WHAT IS REQUIRED: The answer must consist of every line in the data that contains "statistics".
[Opening RECORD SET section]
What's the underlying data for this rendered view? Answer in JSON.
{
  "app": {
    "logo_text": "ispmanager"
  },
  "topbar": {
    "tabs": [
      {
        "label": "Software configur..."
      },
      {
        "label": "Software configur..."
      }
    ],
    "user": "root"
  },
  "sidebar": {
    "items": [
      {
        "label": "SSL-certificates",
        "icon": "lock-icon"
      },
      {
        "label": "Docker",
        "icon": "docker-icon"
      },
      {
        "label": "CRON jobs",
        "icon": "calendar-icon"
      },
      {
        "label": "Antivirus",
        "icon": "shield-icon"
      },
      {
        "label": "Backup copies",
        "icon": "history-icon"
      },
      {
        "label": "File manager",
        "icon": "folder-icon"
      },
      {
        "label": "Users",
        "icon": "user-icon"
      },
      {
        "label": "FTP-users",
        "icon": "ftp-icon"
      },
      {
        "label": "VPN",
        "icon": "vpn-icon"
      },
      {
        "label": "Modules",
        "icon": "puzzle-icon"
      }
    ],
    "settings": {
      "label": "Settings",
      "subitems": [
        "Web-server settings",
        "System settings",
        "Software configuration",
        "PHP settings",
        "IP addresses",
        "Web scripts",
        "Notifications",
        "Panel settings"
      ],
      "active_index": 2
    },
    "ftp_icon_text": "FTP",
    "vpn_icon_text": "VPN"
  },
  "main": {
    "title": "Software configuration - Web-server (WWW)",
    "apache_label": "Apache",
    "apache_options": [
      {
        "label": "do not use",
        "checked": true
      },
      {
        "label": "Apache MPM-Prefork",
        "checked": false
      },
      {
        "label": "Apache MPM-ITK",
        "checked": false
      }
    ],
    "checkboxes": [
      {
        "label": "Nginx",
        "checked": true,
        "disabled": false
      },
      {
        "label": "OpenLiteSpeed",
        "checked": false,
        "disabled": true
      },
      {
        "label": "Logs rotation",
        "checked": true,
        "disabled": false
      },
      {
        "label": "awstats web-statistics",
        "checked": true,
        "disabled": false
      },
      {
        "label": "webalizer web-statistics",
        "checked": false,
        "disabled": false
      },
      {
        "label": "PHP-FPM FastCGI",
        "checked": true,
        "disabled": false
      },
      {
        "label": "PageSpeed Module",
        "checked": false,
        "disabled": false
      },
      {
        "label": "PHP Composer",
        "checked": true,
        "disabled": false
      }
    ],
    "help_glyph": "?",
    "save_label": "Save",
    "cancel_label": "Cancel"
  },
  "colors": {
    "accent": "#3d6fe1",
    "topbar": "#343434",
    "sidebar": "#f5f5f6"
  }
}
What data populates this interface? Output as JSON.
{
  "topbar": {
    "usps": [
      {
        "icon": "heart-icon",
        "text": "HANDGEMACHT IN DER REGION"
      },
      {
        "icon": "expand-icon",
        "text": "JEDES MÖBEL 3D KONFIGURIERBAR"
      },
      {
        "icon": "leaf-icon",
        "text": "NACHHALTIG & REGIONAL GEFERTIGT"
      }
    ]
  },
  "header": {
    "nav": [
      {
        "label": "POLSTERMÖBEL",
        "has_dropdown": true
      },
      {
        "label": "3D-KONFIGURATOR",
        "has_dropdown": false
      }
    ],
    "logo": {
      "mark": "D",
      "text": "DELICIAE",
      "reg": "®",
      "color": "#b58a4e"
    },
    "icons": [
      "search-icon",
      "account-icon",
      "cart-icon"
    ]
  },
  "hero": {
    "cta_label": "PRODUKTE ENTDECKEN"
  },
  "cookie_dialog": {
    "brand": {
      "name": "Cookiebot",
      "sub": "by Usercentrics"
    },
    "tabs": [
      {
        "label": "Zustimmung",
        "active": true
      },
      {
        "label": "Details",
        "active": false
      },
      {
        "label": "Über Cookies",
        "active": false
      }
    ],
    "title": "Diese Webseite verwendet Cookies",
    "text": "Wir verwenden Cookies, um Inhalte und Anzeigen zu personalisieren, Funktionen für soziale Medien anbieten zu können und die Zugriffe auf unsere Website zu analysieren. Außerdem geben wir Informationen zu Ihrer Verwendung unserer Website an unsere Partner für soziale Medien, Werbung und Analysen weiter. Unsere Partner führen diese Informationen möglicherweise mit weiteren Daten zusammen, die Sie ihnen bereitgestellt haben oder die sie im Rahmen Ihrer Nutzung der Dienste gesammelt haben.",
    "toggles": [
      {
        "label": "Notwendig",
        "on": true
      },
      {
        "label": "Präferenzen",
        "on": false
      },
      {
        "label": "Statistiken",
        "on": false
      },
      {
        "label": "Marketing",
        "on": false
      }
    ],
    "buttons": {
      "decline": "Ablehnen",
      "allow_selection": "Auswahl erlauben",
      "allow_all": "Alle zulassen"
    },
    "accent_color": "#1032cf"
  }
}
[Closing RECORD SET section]
WORKED SOLUTION:
        "label": "awstats web-statistics",
        "label": "webalizer web-statistics",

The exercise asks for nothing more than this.